Endoplasmic reticulum stress in disease pathogenesis

Annu Rev Pathol. 2008;3:399-425. doi: 10.1146/annurev.pathmechdis.3.121806.151434.

Abstract

The endoplasmic reticulum (ER) is the site of synthesis and folding of membrane and secretory proteins, which, collectively, represent a large fraction of the total protein output of a mammalian cell. Therefore, the protein flux through the ER must be carefully monitored for abnormalities, including the buildup of misfolded proteins. Mammalian cells have evolved an intricate set of signaling pathways from the ER to the cytosol and nucleus, to allow the cell to respond to the presence of misfolded proteins within the ER. These pathways, known collectively as the unfolded protein response, are important for normal cellular homeostasis and organismal development and may also play key roles in the pathogenesis of many diseases. This review provides background information on the unfolded protein response and discusses a selection of diseases whose pathogenesis involves ER stress.

Publication types

  • Research Support, N.I.H., Extramural
  • Research Support, Non-U.S. Gov't
  • Research Support, U.S. Gov't, Non-P.H.S.
  • Review

MeSH terms
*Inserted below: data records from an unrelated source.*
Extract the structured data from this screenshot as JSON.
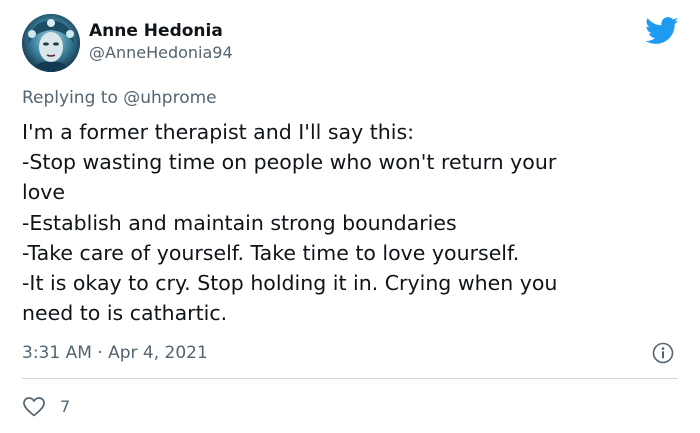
{
  "author": {
    "display_name": "Anne Hedonia",
    "handle": "@AnneHedonia94"
  },
  "reply": {
    "prefix": "Replying to",
    "to_handle": "@uhprome"
  },
  "tweet": {
    "lines": [
      "I'm a former therapist and I'll say this:",
      "-Stop wasting time on people who won't return your",
      "love",
      "-Establish and maintain strong boundaries",
      "-Take care of yourself. Take time to love yourself.",
      "-It is okay to cry. Stop holding it in. Crying when you",
      "need to is cathartic."
    ],
    "timestamp": "3:31 AM · Apr 4, 2021"
  },
  "actions": {
    "like_count": "7"
  },
  "icons": {
    "brand": "twitter-bird-icon",
    "info": "info-icon",
    "like": "heart-icon"
  },
  "colors": {
    "brand_blue": "#1d9bf0",
    "text_primary": "#0f1419",
    "text_secondary": "#536471",
    "divider": "#cfd9de"
  }
}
  • Animals
  • Endoplasmic Reticulum / chemistry
  • Endoplasmic Reticulum / metabolism*
  • Endoplasmic Reticulum / ultrastructure
  • Humans
  • Metabolism, Inborn Errors / etiology*
  • Protein Folding*
  • Signal Transduction / physiology
  • Stress, Physiological / metabolism*